Editing is intrinsically a subjective process. It is within your right to not take my suggestions into consideration during the final draft of your manuscript. It is simply another reason to get a sample edit.

Rejecting or disliking my suggestions is not a basis for refusing to pay the agreed-upon fees.

Most editors, myself included, will use Microsoft Word and its Track Changes feature. This allows me to edit the document in a way that makes the changes and suggestions easily visible to you. It also makes it easier for you to accept or reject those changes.

If you do not have Microsoft Word, there is typically an open source version or Google Docs where you will be able to do the same thing.

If you have never used Track Changes, it can seem intimidating. When requesting a sample edit, you can specify that you will need some assistance in reading the edited document. I also have a document that walks you step by step through the options (and I hope to make it a blog post on the site soon).

While it is, of course, possible to edit without using Track Changes, it is not recommended unless you trust your editor completely and plan to use the edited document as the most recent draft.

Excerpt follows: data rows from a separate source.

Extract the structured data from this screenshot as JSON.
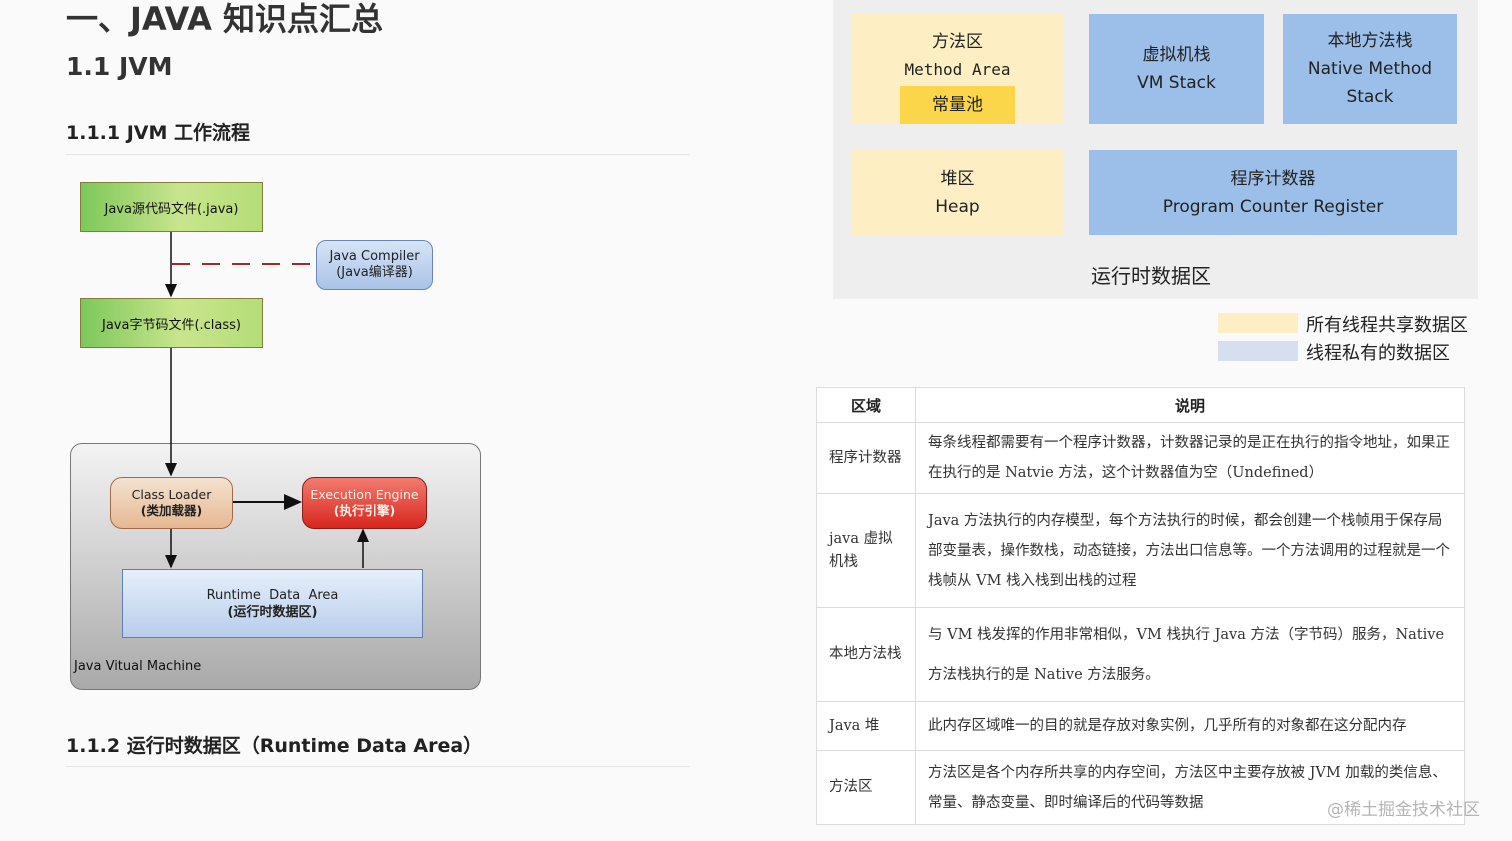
{
  "headings": {
    "h1": "一、JAVA 知识点汇总",
    "h2": "1.1 JVM",
    "h3": "1.1.1 JVM 工作流程",
    "h4": "1.1.2 运行时数据区（Runtime Data Area）"
  },
  "flow": {
    "source_file": "Java源代码文件(.java)",
    "compiler_line1": "Java Compiler",
    "compiler_line2": "(Java编译器)",
    "class_file": "Java字节码文件(.class)",
    "loader_line1": "Class Loader",
    "loader_line2": "(类加载器)",
    "engine_line1": "Execution Engine",
    "engine_line2": "(执行引擎)",
    "rda_line1": "Runtime  Data  Area",
    "rda_line2": "(运行时数据区)",
    "jvm_label": "Java Vitual Machine"
  },
  "runtime_area": {
    "method_cn": "方法区",
    "method_en": "Method Area",
    "pool": "常量池",
    "vmstack_cn": "虚拟机栈",
    "vmstack_en": "VM Stack",
    "native_cn": "本地方法栈",
    "native_en1": "Native Method",
    "native_en2": "Stack",
    "heap_cn": "堆区",
    "heap_en": "Heap",
    "pc_cn": "程序计数器",
    "pc_en": "Program Counter Register",
    "title": "运行时数据区",
    "shared_color": "#fdefc3",
    "private_color": "#9bbfe8"
  },
  "legend": {
    "shared": "所有线程共享数据区",
    "private": "线程私有的数据区"
  },
  "table": {
    "headers": [
      "区域",
      "说明"
    ],
    "rows": [
      {
        "key": "程序计数器",
        "desc": "每条线程都需要有一个程序计数器，计数器记录的是正在执行的指令地址，如果正在执行的是 Natvie 方法，这个计数器值为空（Undefined）"
      },
      {
        "key": "java 虚拟机栈",
        "desc": "Java 方法执行的内存模型，每个方法执行的时候，都会创建一个栈帧用于保存局部变量表，操作数栈，动态链接，方法出口信息等。一个方法调用的过程就是一个栈帧从 VM 栈入栈到出栈的过程"
      },
      {
        "key": "本地方法栈",
        "desc": "与 VM 栈发挥的作用非常相似，VM 栈执行 Java 方法（字节码）服务，Native 方法栈执行的是 Native 方法服务。"
      },
      {
        "key": "Java 堆",
        "desc": "此内存区域唯一的目的就是存放对象实例，几乎所有的对象都在这分配内存"
      },
      {
        "key": "方法区",
        "desc": "方法区是各个内存所共享的内存空间，方法区中主要存放被 JVM 加载的类信息、常量、静态变量、即时编译后的代码等数据"
      }
    ]
  },
  "watermark": "@稀土掘金技术社区"
}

I discourage authors from looking at an edited document and attempting to transcribe the changes into an old draft, as you will miss minor things, such as commas or spacing, very easily (but a reader won’t).

Unfortunately, timelines are highly subjective and dependent on the following factors:

  1. The size of your project
  2. The state of your project
  3. The requested type of editing
  4. My current workload

I will be able to give an accurate assessment and timeline after completing a sample edit.

There are two different meanings of the word “pass” when it comes to editing. There is the number of times an editor reads the book as they are editing and the number of times an editor and author will go back and forth with edits.

I will do a minimum of two passes while I am editing. Once I have handed the book over to you with my edits, I offer a short meeting or a couple of email exchanges for questions and clarifications. I do not do another round of edits unless it is worked into the original contract at an additional cost.

Editing is a process of offering advice and suggestions. While I will make every effort to identify and bring questionable material to your attention, it is not possible to guarantee error-free content.

Most editors work to meet a benchmark of 95% accuracy, which is still a much higher rate than online editing tools.

I will do check-ins as often as a client needs, within reason. If there is nothing to update, it is only wasting working time by checking in.

Typically, we will have extensive communication before editing starts. During the process, I will reach out if I have questions, otherwise, I will provide a “halfway point” check-in to let you know where things stand.

Nearly all of my communication is done via email unless a client requests a meeting. As I have had issues in the past with phone calls, it is best to set up a Zoom or Google Meet, even if there is no video. I offer one meeting before editing begins and one after.

I can ghostwrite! Reach out and we can set up a meeting to discuss your ideas and what it would entail.

And sorry, but no homework. I am not sure of the legality, plus, I have done my fair share of homework, thank you!